CHANGING TEARS TO SMILES
WHAT MAKES A GOOD THERAPY DOG
Therapy dogs are special and can work magic! But, not all dogs were born to do this work. It doesn’t mean one dog is better than another or more special than another, it just means that all dogs are different, just like us . Not all of us can be doctors, we need good nurses and car mechanics too.
Although training is needed to be sure a therapy dog has manners, the innermost special attribute that is needed is a temperament that loves to interact with people. This cannot be trained! Some breeds tolerate people, some breeds are indifferent to people, and some breeds love everyone…..family, friends, strangers, space aliens, doesn’t matter!
THE JOB OF A THERAPY DOG
Therapy dogs visit nursing homes, hospitals convalescent centers, hospice centers etc. Think of these visits from the patient’s point of view. A lovely, well mannered dog enters the room and the patient is delighted with the visit. Everybody wants to pet the visitor. The dog sits politely and tolerates the touches. Perhaps he yawns or turns his head away. Perhaps he stands up and moves away.

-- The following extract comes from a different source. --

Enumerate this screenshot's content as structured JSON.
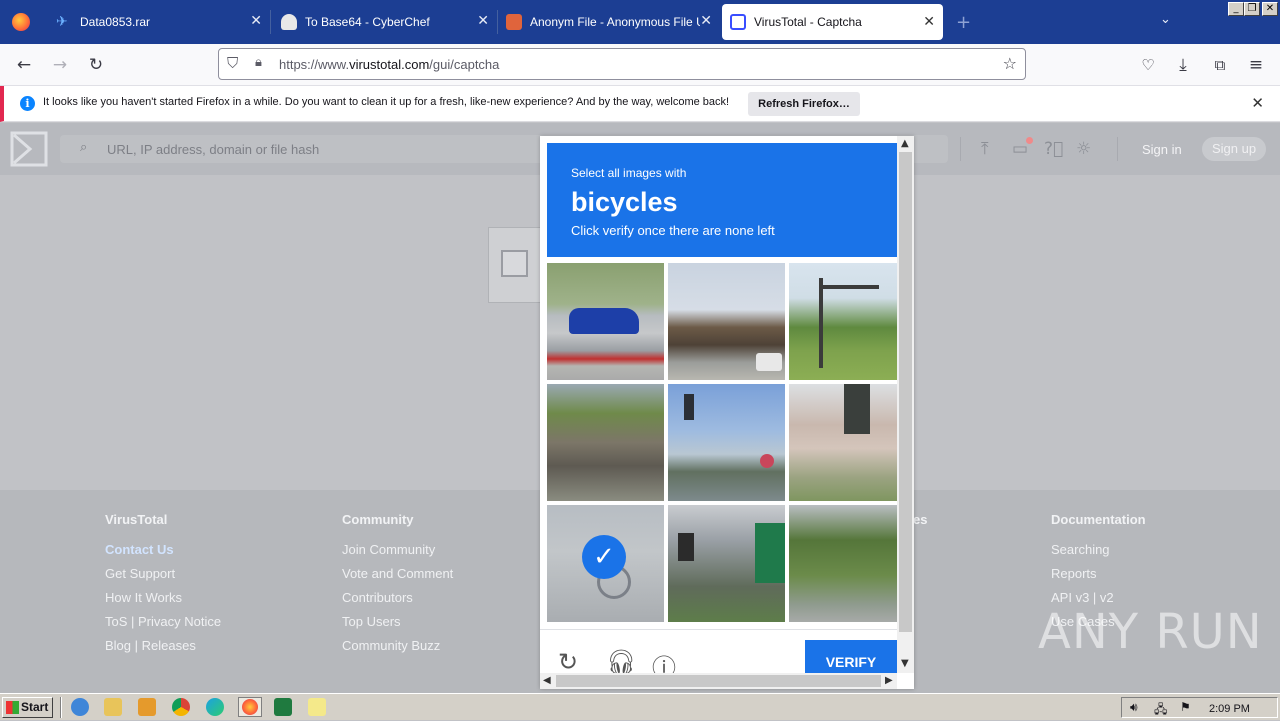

Contrast this with a dog that enters the room wagging his tail full of anticipation to meet a new friend. His eyes are bright and the dog almost shakes with excitement when he sees the patient. He sits like the well mannered dog that he is and delights in the pets and conversation from the new friend.
Research has shown that visits from therapy dogs decrease blood pressure and stress levels in patients visited during the session. Therapy dogs can be an antidote for depression and can break up a daily monotonous routine. Visits from therapy dogs and their owners can take a person’s mind off their own problems and aches and pains as they interact with the therapy team.
REQUIREMENTS FOR CERTIFICATION
Before you decide to have your dog tested for registration as a therapy dog, be sure his manners are good and that he wants to do the work. Don’t be a parent that pressures his child to go to medical school when he would rather go to vocational school. Love and respect the dog for who he is.
Dog must be at least one year of age
Dog must be up to date on all vaccines
Dog must have a fecal check every 12 months
Dog can be pure bred or mixed breed
Dog must have a calm temperament
Dog must be good around other dogs
Dog cannot pull on the leash
Dog cannot jump on people
Dog cannot be startled by strange noises, equipment, or environments
The handler of the dog must pass a background check and complete paperwork issued by the Alliance for Therapy Dogs. The team of dog and handler must be tested by an Evaluator for both temperament and obedience, and make three facility visits under the supervision of the Evaluator.
A THERAPY DOG IS NOT A SERVICE DOG
And remember, a therapy dog is not protected by federal laws like a service dog. Therapy dogs are not allowed in the cabin of a plane, public restaurants, grocery stores, etc. Service dogs are specially trained to aid a disabled person, whether blind, deaf, epileptic, you get the point. These dogs are protected by federal law and can accompany their person wherever they go. If a therapy dog is misrepresented as a service dog, the rules of ATD (Alliance of Therapy Dogs) have been violated and the membership with ATD has been put at risk.
ALLIANCE OF THERAPY DOGS